Good definitions of shadow banking — the ominously-titled corner of the financial system — are hard to come by.
One of the more broader definitions used by the Financial Stability Board includes any vehicle that provides credit and leverage and which falls outside the realm of traditional regulated banking. That would mean anything from hedge funds and private equity to non-bank mortgage lenders. A more narrow definition suggest that shadow banks are entities engaged in particular types of financial activities or transformation. By this definition, the repo market, where banks and big investors essentially pawn their assets in exchange for short-term cash, was the biggest component of shadow banking. It was also ground zero for the 2008 financial crisis.
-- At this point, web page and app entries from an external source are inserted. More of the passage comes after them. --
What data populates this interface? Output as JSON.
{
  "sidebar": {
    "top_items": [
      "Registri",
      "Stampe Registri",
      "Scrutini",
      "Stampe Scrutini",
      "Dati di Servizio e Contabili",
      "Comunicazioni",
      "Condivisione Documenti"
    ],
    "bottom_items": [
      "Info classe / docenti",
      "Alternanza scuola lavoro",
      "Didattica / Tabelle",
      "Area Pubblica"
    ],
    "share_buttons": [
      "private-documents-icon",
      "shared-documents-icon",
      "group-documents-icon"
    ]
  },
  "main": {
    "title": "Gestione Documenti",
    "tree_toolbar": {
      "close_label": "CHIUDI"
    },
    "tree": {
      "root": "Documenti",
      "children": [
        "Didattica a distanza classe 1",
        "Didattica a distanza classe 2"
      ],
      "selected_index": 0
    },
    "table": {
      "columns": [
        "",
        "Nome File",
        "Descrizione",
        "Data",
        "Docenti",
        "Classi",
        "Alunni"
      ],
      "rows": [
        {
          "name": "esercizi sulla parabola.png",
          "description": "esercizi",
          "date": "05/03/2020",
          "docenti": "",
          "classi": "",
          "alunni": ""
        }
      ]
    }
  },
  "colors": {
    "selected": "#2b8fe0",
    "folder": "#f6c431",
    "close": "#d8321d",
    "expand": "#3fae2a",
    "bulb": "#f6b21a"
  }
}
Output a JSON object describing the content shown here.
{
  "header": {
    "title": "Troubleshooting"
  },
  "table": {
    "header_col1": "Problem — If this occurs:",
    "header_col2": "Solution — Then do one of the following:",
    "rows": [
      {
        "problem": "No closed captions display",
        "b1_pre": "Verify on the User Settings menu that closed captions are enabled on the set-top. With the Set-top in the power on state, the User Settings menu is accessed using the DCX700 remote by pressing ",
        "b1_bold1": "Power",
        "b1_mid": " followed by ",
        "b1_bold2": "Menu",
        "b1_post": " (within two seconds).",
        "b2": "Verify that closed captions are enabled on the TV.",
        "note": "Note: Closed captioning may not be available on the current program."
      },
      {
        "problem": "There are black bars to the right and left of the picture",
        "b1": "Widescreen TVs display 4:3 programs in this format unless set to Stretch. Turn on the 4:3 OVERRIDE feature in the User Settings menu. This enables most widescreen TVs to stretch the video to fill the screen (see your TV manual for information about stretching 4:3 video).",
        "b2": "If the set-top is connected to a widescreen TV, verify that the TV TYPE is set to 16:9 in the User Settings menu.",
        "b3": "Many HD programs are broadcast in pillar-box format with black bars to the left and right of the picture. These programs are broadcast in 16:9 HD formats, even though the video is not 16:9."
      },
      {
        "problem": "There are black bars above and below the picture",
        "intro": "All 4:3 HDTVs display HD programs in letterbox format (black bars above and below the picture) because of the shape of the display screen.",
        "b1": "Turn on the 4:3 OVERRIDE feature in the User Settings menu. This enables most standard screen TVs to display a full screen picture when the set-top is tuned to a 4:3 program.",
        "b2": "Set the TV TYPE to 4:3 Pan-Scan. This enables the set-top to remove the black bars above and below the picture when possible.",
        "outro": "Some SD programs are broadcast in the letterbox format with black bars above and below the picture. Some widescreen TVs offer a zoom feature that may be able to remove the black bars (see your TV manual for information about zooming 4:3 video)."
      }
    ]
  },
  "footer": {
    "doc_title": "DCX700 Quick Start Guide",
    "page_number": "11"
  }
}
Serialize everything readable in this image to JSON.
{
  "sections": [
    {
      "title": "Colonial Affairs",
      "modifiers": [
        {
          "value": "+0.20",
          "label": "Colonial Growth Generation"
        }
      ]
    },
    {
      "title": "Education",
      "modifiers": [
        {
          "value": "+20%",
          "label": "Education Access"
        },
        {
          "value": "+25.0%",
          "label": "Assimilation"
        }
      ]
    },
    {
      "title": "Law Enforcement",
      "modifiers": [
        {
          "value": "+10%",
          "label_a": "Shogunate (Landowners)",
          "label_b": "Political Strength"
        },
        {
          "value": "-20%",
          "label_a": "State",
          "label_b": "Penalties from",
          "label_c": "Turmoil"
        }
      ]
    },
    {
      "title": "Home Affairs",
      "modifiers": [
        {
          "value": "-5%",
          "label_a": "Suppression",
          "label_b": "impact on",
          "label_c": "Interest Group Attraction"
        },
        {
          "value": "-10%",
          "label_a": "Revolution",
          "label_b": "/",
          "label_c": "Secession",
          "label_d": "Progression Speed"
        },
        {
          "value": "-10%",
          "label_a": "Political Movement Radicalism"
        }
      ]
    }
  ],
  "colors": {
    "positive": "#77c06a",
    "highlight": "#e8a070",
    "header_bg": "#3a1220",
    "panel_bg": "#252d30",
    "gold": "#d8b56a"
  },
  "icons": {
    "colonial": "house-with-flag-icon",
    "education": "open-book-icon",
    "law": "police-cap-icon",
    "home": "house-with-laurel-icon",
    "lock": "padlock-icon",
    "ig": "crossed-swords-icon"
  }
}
As big investors in the repo market fretted about the risk of lending to Lehman Brothers, even on a short-term secured basis, the firm found itself unable to fund itself and was soon on the brink of collapse. It was the equivalent of a good old-fashioned bank run, but one that took place in the hidden corners of the shadow banking system instead of on the streets of New York. Funding long-term assets with short-term loans, it turned out, could be tricky; the repo market was prone to sudden and violent withdrawals.